- 03 Mar 2023
- 3 Minutes to read
- Updated on 03 Mar 2023
- 3 Minutes to read
The graph chart lets you visualize links between categories. The circles represent separate categories or entities while the lines connecting the circles, also called edges, represent the links between these categories. Here are some examples:
The following articles may be useful resources as you build your chart:
- Creating a Chart: A walkthrough of the overall process of chart selection and creation.
- Using Preset Chart Builder: How to work with the Chart Builder page, the primary interface used when creating a chart.
Creating a Basic Graph Chart
Understanding the Shape of the Data
To create a graph chart, it's crucial to first understand how your data should be structured in your database and how it will be transformed through the options you select in Chart Builder. Here's a concrete example of a single data point that specifies both circles and the connecting line between them.
Here are the options you have in Chart Builder to re-shape your data.
In Chart Builder, you're required to select a Source column, a Target column, and a Metric to apply. For every unique group-by value in both the Source and Target columns you chose:
The size of each node is calculated by summing all of the metric values linked to the edges pointing to or from the node. The following screenshot showcases 2 nodes and their relevant areas:
From Un-Aggregated Data
If your data is not already aggregated along the pair-wise values in the Source and Target columns, then you'll need to use the Metric option in Chart Builder to aggregate the data.
From Pre-Aggregated Data
If your data is already aggregated along the pair-wise values in the Source and Target columns, then you just need to select an aggregate function that will return the same value (e.g. MAX or MIN are good choices).

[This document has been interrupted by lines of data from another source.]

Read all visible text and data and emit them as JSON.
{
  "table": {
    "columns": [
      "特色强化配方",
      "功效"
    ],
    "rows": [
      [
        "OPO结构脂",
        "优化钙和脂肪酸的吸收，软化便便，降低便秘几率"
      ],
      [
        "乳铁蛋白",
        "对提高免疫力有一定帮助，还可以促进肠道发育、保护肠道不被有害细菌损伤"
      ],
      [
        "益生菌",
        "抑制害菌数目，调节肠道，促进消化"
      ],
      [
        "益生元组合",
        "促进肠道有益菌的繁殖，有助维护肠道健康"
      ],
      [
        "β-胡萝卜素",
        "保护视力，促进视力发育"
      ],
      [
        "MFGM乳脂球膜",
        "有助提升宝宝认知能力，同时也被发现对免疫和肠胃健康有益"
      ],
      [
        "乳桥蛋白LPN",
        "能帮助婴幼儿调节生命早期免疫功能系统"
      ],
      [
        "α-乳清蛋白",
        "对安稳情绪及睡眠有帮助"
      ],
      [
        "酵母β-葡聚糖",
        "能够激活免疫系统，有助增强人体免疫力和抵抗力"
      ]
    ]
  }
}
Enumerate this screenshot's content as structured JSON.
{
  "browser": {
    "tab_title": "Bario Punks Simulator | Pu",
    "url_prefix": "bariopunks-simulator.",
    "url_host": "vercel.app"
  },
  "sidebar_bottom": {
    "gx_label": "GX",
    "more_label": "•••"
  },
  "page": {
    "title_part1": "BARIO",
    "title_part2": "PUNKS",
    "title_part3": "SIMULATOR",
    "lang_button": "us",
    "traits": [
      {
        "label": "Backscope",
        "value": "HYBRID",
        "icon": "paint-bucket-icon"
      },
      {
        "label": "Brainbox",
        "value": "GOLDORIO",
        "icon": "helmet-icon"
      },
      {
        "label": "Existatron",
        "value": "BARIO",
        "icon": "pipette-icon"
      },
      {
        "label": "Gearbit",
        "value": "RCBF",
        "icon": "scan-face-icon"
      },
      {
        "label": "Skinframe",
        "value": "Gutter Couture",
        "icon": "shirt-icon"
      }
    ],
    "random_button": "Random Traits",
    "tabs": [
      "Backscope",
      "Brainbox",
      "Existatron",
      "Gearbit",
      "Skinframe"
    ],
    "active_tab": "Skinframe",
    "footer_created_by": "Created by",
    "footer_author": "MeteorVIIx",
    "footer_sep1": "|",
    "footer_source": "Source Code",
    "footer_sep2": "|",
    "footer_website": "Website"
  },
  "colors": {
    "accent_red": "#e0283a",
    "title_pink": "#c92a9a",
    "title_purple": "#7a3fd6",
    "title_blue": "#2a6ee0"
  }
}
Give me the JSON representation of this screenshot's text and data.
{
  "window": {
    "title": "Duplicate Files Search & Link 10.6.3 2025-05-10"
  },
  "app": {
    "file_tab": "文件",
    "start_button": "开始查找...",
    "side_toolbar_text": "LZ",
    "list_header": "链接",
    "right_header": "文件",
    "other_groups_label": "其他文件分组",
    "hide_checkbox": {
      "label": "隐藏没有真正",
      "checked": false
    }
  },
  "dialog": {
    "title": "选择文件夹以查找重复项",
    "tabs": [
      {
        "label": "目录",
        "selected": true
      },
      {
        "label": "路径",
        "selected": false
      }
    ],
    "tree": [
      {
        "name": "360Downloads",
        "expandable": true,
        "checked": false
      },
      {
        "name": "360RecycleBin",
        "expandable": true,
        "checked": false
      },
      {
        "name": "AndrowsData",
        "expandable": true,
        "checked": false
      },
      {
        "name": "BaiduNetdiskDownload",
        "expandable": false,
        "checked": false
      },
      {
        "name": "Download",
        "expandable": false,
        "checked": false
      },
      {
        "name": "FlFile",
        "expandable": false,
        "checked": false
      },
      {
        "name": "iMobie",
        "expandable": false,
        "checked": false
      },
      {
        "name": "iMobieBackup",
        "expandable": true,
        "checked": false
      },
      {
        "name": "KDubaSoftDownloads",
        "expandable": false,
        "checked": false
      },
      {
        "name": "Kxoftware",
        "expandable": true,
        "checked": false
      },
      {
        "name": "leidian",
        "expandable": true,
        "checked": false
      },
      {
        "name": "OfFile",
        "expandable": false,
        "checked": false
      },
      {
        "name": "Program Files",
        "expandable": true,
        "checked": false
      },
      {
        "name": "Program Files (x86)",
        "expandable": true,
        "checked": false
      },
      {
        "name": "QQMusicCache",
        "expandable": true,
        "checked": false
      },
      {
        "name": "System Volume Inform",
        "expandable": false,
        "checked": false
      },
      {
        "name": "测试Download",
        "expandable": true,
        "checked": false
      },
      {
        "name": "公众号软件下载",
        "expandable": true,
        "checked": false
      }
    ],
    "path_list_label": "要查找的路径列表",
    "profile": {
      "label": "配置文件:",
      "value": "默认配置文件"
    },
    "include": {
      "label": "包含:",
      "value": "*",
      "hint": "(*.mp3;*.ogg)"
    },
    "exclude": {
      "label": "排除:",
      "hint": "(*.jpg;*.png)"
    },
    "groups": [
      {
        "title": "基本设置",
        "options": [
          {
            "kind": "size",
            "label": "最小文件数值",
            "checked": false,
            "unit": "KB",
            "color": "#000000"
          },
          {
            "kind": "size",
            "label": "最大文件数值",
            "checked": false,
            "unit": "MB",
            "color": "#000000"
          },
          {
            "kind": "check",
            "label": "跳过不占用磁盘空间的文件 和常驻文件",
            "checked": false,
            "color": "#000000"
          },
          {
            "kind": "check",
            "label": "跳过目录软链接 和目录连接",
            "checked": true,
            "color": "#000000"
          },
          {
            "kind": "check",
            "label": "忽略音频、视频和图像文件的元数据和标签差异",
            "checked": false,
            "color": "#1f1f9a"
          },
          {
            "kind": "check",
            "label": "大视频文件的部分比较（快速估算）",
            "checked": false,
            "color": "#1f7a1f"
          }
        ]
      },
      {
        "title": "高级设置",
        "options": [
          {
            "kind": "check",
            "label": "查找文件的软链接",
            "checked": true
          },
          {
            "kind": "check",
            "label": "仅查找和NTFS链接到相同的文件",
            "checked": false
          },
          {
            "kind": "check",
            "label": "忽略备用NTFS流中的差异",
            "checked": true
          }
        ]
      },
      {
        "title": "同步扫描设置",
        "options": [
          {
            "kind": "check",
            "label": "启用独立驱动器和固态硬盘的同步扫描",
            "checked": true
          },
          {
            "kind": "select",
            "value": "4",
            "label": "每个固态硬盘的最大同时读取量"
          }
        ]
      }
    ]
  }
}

Creating a Graph Chart with Dimensions
To add extra dimensionality to your charts, you can optionally chose a column to be used for coloring the graph chart.
- We recommend using either the Source Category or the Target Category option for the best charting experience.
- Whichever one you use, the unique values in the selected column will be used to generate the colors.
- For missing values, the value N/A will be used.
Customizing your Graph Chart
The Customize panel for a graph chart exposes a large variety of options to further clarify your chart.
Enabling or Disabling the Legend
- Show Legend: Check or uncheck this checkbox to show or hide the legend. The legend is only used to show the dimensions, if you chose any, and the colors they map to.
- Orientation: Choose the location of the legend
- Margin: Add any additional padding for the legend, in pixels
Change the color palette used for coloring the nodes and edges in the chart.
Circular Graph Chart
With a click of a button, you can switch from the default Force graph chart to the Circular graph chart.
Style of Edges
You can change how the ends of the edges, or connecting lines, are represented in your graph chart using the Edge Symbols drop-down:
- None-None: no arrows, just simple lines
- None-Arrow: arrow only on the side touching the Target column
- Circle-Circle: circle on each end
- Circle-Arrow: circle on the Source side, arrow on the Target side
You can modify how end-users can interact with your graph chart:
- Enable Graph Roaming: If you are visualizing a large number of nodes and edges and notice a slow down while scaling and moving, we recommend disabling some of the behaviors.
- Move only: chart users can click and drag the chart view but not zoom in or out.
- Scale only: chart users can zoom in or out but not click and drag the chart view.
- Scale and Move: chart users can both zoom in or out or click and drag to move around the chart view.
- Disabled: fixed chart view, no scaling or moving
- Node Select Mode:
- Single: enable clicking and selecting an individual node
- Multiple: enable clicking and selecting multiple nodes
- Disabled: disable all clicking and selecting of nodes
- Label Threshold:
- Labels are only shown when computed metric value exceeds the value you specify here.
- Node Size: Median node size, largest node will be 4 times larger than the smallest.
- Edge Width: Median edge width, thickest edge will be 4 times thicker than the thinnest.